The unique sign outside of Simonelli’s Shoe Repair. Photo from Wayne County: The Aesthetic Heritage of a Rural Area (Page 17) by Stephen W. Jacobs
The following information was pieced together from numerous Sodus Record newspaper articles from 1913 to 1971….
For a generation Simonelli’s Shoe Shop with its iconic black sign was a mainstay in the village of Sodus. Anthony Simonelli came to Sodus from Rochester in 1913. He built a house on Newark Street and opened a shoe and boot repair shop in the C J Obine building on Maple Avenue.
In 1915, as business boomed he moved his shop to a shop on Gaylord Street that formerly had belonged to Michael Tuschong but had become available after the the death of Mr. Tuschong.
Anthony Simonelli was well respected for being a hard working and civic minded businessman. The August 6th, 1915 Sodus Record described him this way: “He will always be found at the board of trade meetings, at school meetings or other gatherings where the men who are deeply interested in the development of the community are found.”
In June 1940, he moved his shoe repair shop from Gaylord street into his own building on Mill Street. The last ad for his business found in the Sodus Record was on December 17, 1942. The same ad also featured Clark’s Shoe Store which may have been a competitor.
Sandi Hamilton remembers the shoe repair shop on the east side of Mill Street lasting into the 1950s.
Photo courtesy Sandi Hamilton
In the photo above, you can see the Simonelli sign. At one point the shop to the left was a beauty shop run by Kay O’bine Connelly and later Carolyn Buys. I believe the shop to the right of Simonelli’s was Ausin grocery at one point, but I’m not certain. The big red building is the old Sodus Fire Hall. All of that area is now the Sodus Municipal Building. This was all on the east side of Mill Street. This is from
one of our family slides from the late fifties.
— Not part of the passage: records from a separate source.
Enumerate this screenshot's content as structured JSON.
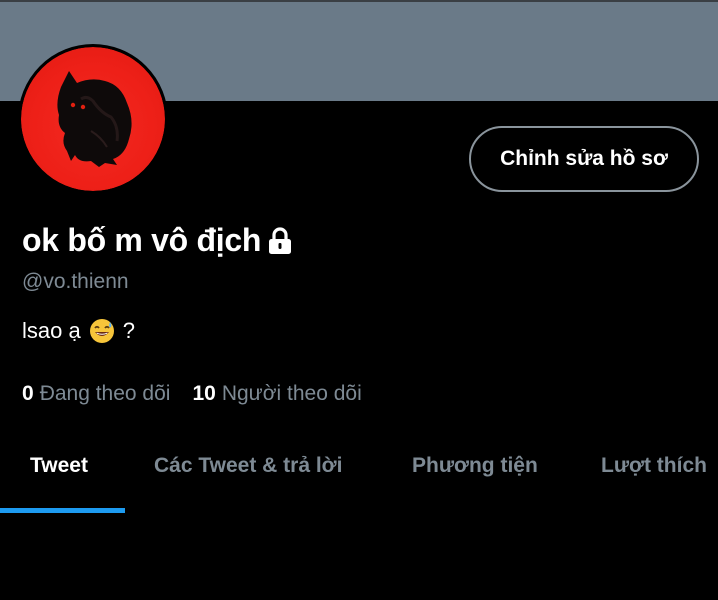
{
  "profile": {
    "display_name": "ok bố m vô địch",
    "handle": "@vo.thienn",
    "bio_text": "lsao ạ",
    "bio_emoji": "sweat-smile-emoji",
    "bio_suffix": "?",
    "edit_button_label": "Chỉnh sửa hồ sơ",
    "avatar_icon": "black-cat-on-red-avatar",
    "lock_icon": "lock-icon"
  },
  "stats": {
    "following_count": "0",
    "following_label": "Đang theo dõi",
    "followers_count": "10",
    "followers_label": "Người theo dõi"
  },
  "tabs": [
    {
      "label": "Tweet",
      "active": true
    },
    {
      "label": "Các Tweet & trả lời",
      "active": false
    },
    {
      "label": "Phương tiện",
      "active": false
    },
    {
      "label": "Lượt thích",
      "active": false
    }
  ],
  "colors": {
    "background": "#000000",
    "banner": "#6a7a88",
    "avatar_red": "#ee2018",
    "muted_text": "#7e8a94",
    "accent": "#1d9bf0",
    "button_border": "#8a949c"
  }
}
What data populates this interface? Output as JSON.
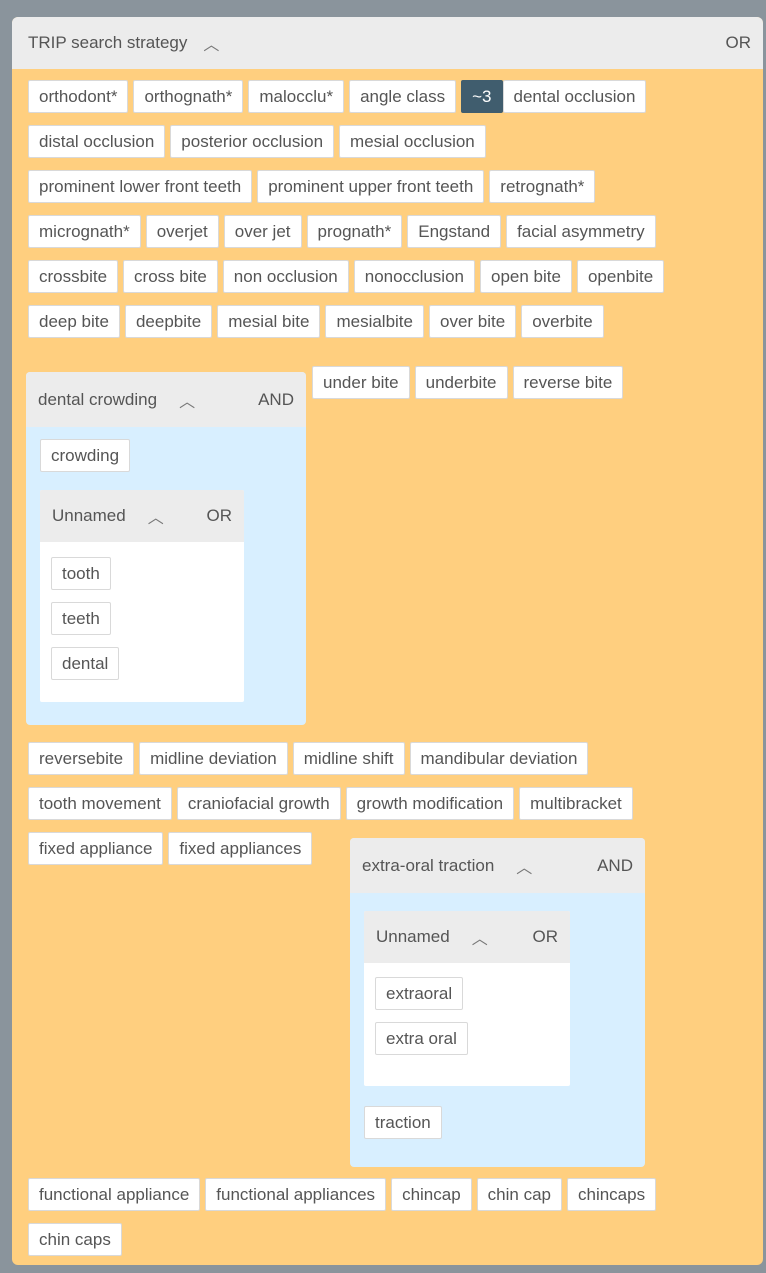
{
  "panel": {
    "title": "TRIP search strategy",
    "operator": "OR"
  },
  "rows": {
    "r1": [
      "orthodont*",
      "orthognath*",
      "malocclu*",
      "angle class"
    ],
    "r1_badge": "~3",
    "r1_after": [
      "dental occlusion"
    ],
    "r2": [
      "distal occlusion",
      "posterior occlusion",
      "mesial occlusion"
    ],
    "r3": [
      "prominent lower front teeth",
      "prominent upper front teeth",
      "retrognath*"
    ],
    "r4": [
      "micrognath*",
      "overjet",
      "over jet",
      "prognath*",
      "Engstand",
      "facial asymmetry"
    ],
    "r5": [
      "crossbite",
      "cross bite",
      "non occlusion",
      "nonocclusion",
      "open bite",
      "openbite"
    ],
    "r6": [
      "deep bite",
      "deepbite",
      "mesial bite",
      "mesialbite",
      "over bite",
      "overbite"
    ],
    "r7": [
      "under bite",
      "underbite",
      "reverse bite"
    ],
    "r8": [
      "reversebite",
      "midline deviation",
      "midline shift",
      "mandibular deviation"
    ],
    "r9": [
      "tooth movement",
      "craniofacial growth",
      "growth modification",
      "multibracket"
    ],
    "r10": [
      "fixed appliance",
      "fixed appliances"
    ],
    "r11": [
      "functional appliance",
      "functional appliances",
      "chincap",
      "chin cap",
      "chincaps"
    ],
    "r12": [
      "chin caps"
    ]
  },
  "group_crowding": {
    "title": "dental crowding",
    "operator": "AND",
    "terms": [
      "crowding"
    ],
    "sub": {
      "title": "Unnamed",
      "operator": "OR",
      "terms": [
        "tooth",
        "teeth",
        "dental"
      ]
    }
  },
  "group_traction": {
    "title": "extra-oral traction",
    "operator": "AND",
    "sub": {
      "title": "Unnamed",
      "operator": "OR",
      "terms": [
        "extraoral",
        "extra oral"
      ]
    },
    "terms": [
      "traction"
    ]
  },
  "icons": {
    "collapse": "chevron-up-icon"
  },
  "colors": {
    "panel_bg": "#ffcf7f",
    "group_bg": "#d8efff",
    "header_bg": "#ececec",
    "badge_bg": "#405d6e"
  }
}
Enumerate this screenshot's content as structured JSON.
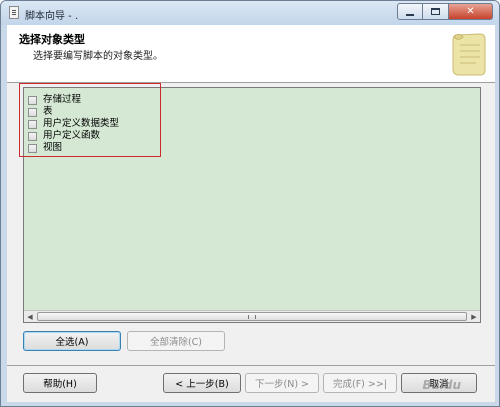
{
  "window": {
    "title": "脚本向导 - ."
  },
  "header": {
    "title": "选择对象类型",
    "subtitle": "选择要编写脚本的对象类型。"
  },
  "object_types": [
    {
      "label": "存储过程",
      "checked": false
    },
    {
      "label": "表",
      "checked": false
    },
    {
      "label": "用户定义数据类型",
      "checked": false
    },
    {
      "label": "用户定义函数",
      "checked": false
    },
    {
      "label": "视图",
      "checked": false
    }
  ],
  "selection_buttons": {
    "select_all": "全选(A)",
    "clear_all": "全部清除(C)"
  },
  "footer": {
    "help": "帮助(H)",
    "back": "< 上一步(B)",
    "next": "下一步(N) >",
    "finish": "完成(F) >>|",
    "cancel": "取消"
  },
  "watermark": "Baidu"
}
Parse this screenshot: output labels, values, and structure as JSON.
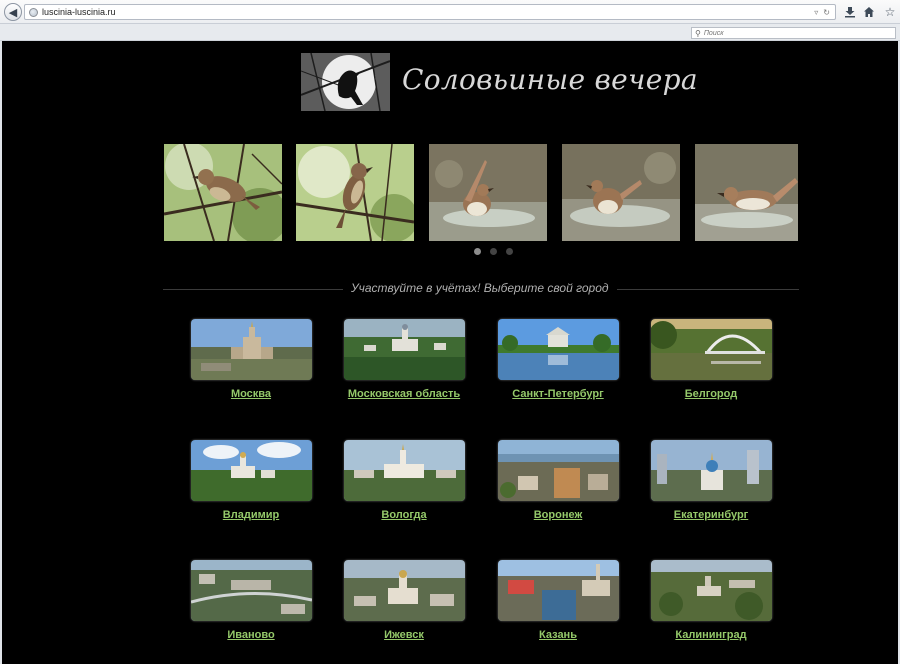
{
  "browser": {
    "url": "luscinia-luscinia.ru",
    "search_placeholder": "Поиск"
  },
  "header": {
    "title": "Соловьиные вечера"
  },
  "slider": {
    "slide_count": 5,
    "dots": 3,
    "active_dot": 0
  },
  "tagline": "Участвуйте в учётах! Выберите свой город",
  "cities": [
    {
      "name": "Москва"
    },
    {
      "name": "Московская область"
    },
    {
      "name": "Санкт-Петербург"
    },
    {
      "name": "Белгород"
    },
    {
      "name": "Владимир"
    },
    {
      "name": "Вологда"
    },
    {
      "name": "Воронеж"
    },
    {
      "name": "Екатеринбург"
    },
    {
      "name": "Иваново"
    },
    {
      "name": "Ижевск"
    },
    {
      "name": "Казань"
    },
    {
      "name": "Калининград"
    }
  ],
  "colors": {
    "background": "#000000",
    "link": "#95c96a",
    "title": "#d8d8d8"
  }
}
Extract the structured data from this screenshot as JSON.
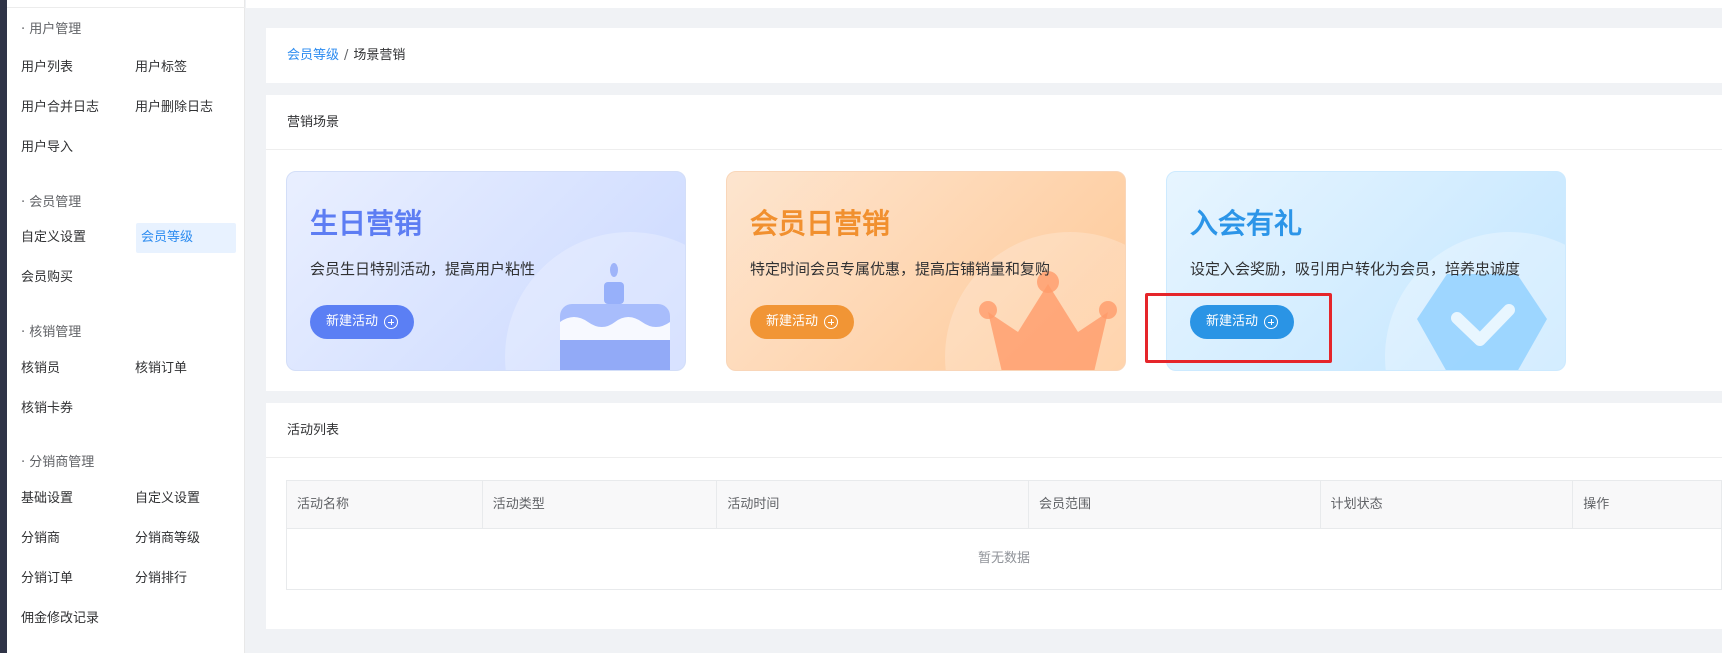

Shirley Patchett I remember taking shoes there to be resoled. He always had opera music playing in the background….always. He was a nice gentleman.
At some point, Anthony Simonelli would move to Penn Yan. He died on December 17, 1971: